A GLSL version of smallpt

smallpt is a bare minimum path tracer written under 100 lines of C++, featuring diffuse, and specular reflection, and refraction. Using the detailed explanation slides by David Cline, I experimented porting it to GLSL on Shadertoy.

This proved to be an interesting experiment that brought a few lessons.

You can see the shader and tweak it here. By default it uses 6 samples per pixel, and 3 bounces, which allows it to run smoothly on average hardware.
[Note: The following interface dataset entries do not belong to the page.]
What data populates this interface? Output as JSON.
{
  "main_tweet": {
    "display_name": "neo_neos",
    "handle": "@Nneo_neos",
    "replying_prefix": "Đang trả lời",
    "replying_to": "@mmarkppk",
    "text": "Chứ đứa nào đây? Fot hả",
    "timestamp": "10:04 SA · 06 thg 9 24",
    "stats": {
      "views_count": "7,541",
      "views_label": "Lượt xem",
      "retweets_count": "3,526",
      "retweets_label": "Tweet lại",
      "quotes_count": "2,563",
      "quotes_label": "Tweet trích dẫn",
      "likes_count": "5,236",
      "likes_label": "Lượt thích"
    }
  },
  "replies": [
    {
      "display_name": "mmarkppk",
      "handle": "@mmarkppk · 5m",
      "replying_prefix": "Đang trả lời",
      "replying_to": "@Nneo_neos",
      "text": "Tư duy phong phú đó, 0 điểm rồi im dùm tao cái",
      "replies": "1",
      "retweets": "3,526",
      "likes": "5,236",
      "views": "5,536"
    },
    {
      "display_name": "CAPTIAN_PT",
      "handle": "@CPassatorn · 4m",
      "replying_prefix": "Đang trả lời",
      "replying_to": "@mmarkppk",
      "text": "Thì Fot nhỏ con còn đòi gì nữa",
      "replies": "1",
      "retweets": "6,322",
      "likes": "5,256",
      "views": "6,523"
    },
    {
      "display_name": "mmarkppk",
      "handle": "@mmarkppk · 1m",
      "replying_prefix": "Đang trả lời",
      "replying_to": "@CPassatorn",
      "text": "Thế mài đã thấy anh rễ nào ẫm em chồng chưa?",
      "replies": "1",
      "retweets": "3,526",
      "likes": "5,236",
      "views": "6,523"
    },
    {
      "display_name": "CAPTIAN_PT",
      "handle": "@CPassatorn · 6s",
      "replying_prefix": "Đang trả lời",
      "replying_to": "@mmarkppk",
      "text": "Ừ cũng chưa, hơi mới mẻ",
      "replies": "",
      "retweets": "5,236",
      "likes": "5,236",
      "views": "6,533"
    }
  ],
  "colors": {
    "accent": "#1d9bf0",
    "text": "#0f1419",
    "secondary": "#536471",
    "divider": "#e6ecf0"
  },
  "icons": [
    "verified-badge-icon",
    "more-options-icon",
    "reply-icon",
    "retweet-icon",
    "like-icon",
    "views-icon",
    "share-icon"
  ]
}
I found 40 samples per pixel and 5 bounces to give nice results while maintaining interactive framerate.

Path tracing, 40 samples per pixel, 5 bounces

Path tracing, 40 samples per pixel, 5 bounces

Update: since GLSL Sandbox has a feature, reading from the previous frame buffer, that Shadertoy is missing at the moment, I thought it’d be interesting try it to have the image converging over time. A little hacking later, a minute or so worth of rendering got me this kind of result: Given the effort, I am really pleased by the result.

Path tracing, 40 samples per pixel, 5 bounces

Path tracing, unknown number of samples per pixel, 7 bounces

A raytracer under a hundred lines of C++

On his website Kevin Beason presents a Monte Carlo ray tracer written with 99 lines of C++, generating a picture of a Cornell box with global illumination. Beyond the interesting experiment and the fact it can generate a binary of 4kB, I find very valuable the fact there are slides explaining all the code.

Octree-Based Sparse Voxelization for Real-Time Global Illumination

Last year Cyril Crassin presented a voxel based approach for interactively computing indirect diffuse and specular lighting, along with a couple of demonstration videos, and kept working on the matter since then.

In this talk given in May at the NVIDIA GPU Technology Conference, he briefly explains the technique:

Interestingly enough, as he points out, the technique has been implemented in the Unreal Engine 4 already.